■ **Material supplied**:
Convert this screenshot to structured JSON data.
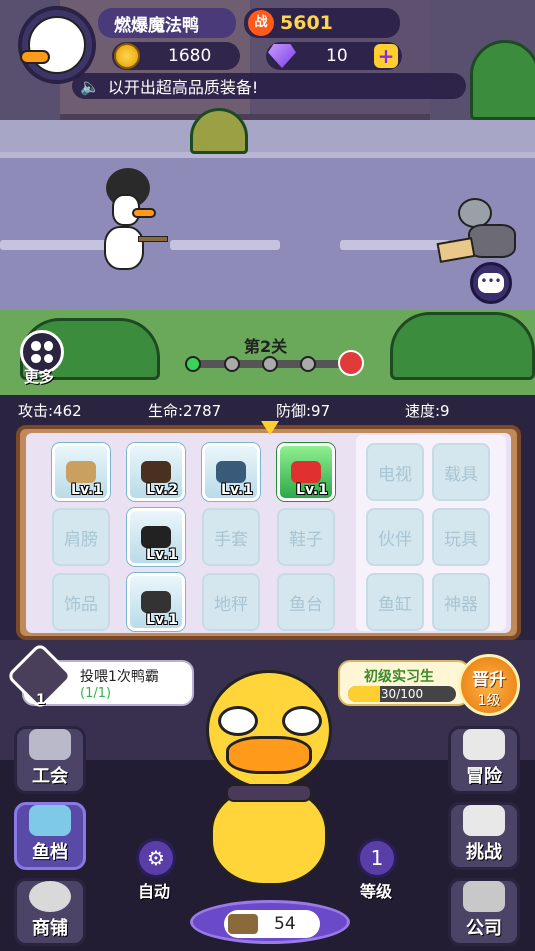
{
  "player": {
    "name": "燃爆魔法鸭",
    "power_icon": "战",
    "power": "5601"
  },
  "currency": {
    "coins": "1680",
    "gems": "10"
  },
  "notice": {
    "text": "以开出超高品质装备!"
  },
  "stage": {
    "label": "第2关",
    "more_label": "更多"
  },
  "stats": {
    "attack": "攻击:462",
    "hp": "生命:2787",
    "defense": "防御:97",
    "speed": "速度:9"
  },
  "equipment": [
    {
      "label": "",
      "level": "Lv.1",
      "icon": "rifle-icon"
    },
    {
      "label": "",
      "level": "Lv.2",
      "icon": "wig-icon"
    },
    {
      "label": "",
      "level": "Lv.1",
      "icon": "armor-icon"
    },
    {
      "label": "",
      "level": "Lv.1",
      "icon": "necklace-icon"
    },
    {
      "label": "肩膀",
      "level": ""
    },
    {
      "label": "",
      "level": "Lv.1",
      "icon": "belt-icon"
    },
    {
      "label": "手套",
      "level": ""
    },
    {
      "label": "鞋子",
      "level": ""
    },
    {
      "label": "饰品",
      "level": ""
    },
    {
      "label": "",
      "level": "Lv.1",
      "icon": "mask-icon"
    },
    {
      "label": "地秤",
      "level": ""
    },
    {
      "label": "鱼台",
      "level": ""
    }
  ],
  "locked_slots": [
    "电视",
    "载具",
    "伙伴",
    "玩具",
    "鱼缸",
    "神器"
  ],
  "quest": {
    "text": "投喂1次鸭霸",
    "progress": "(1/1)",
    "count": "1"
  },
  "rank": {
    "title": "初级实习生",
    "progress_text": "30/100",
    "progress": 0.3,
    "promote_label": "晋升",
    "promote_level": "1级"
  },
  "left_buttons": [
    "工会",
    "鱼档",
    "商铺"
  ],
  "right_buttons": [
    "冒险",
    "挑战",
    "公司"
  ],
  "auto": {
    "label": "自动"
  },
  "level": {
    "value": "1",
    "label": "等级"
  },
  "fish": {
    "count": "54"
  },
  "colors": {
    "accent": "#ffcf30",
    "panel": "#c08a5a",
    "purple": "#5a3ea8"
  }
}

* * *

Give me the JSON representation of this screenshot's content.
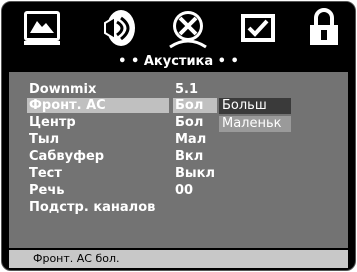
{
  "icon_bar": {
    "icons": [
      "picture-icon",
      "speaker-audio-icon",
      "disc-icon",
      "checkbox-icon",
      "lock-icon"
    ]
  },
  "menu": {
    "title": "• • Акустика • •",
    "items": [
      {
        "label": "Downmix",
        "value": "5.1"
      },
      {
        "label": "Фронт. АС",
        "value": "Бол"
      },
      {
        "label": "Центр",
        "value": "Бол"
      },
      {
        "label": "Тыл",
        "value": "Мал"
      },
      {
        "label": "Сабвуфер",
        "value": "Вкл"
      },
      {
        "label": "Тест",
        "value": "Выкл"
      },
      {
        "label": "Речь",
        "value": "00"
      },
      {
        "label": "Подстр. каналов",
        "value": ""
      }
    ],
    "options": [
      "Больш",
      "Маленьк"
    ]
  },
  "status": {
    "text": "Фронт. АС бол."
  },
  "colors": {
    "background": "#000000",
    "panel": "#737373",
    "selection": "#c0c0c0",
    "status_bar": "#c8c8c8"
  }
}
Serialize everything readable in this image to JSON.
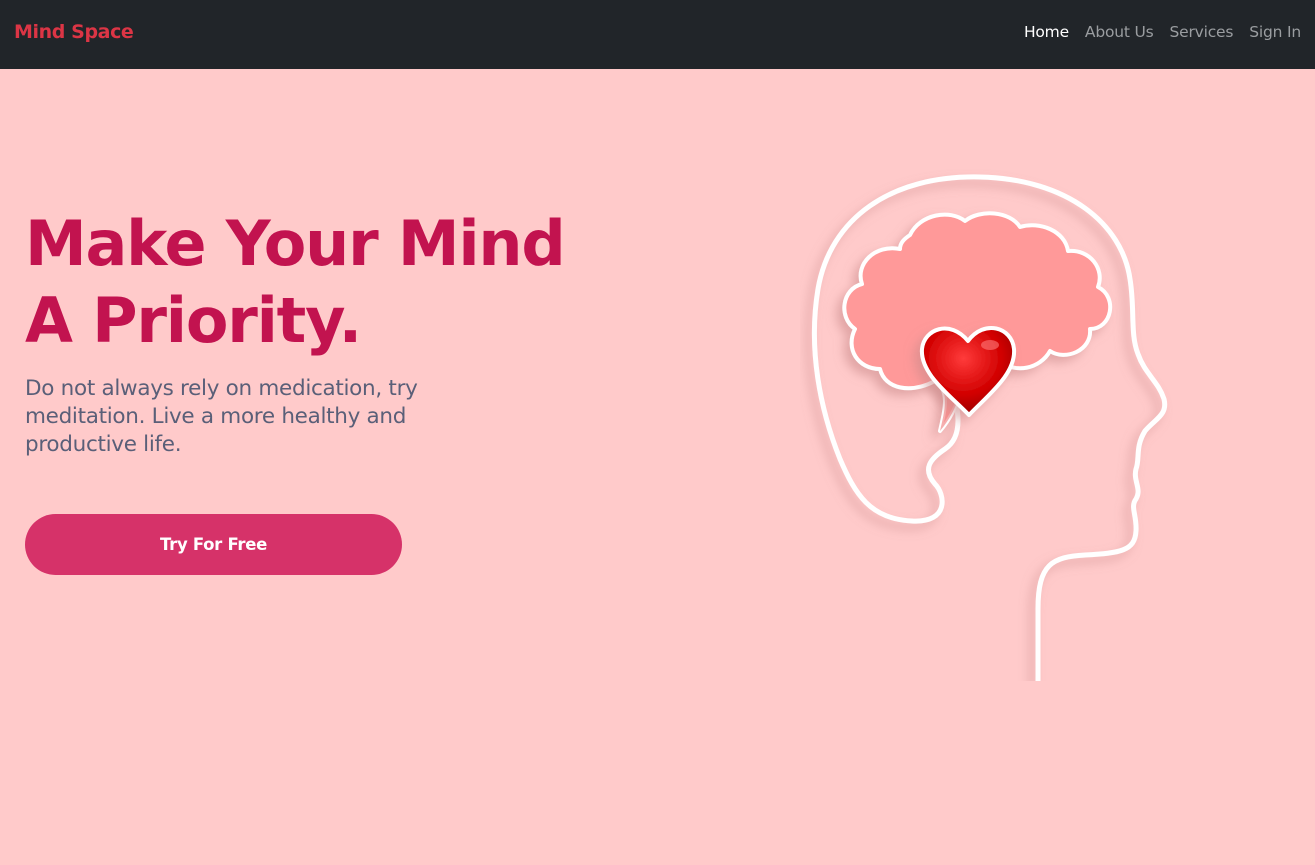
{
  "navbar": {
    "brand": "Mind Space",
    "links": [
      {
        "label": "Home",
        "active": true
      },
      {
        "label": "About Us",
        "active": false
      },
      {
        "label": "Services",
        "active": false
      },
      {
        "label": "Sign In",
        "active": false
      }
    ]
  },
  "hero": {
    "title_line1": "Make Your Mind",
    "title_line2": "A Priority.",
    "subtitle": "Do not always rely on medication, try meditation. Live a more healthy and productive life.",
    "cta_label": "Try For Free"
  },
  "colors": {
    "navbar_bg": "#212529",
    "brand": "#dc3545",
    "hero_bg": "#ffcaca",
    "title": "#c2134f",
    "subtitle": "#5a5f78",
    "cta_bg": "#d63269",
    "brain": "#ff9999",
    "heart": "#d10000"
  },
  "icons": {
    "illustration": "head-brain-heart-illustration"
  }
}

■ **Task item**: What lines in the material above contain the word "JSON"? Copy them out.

■ **Expected answer**:
Convert this screenshot to structured JSON data.
Give me the JSON representation of this screenshot's content.
Serialize everything readable in this image to JSON.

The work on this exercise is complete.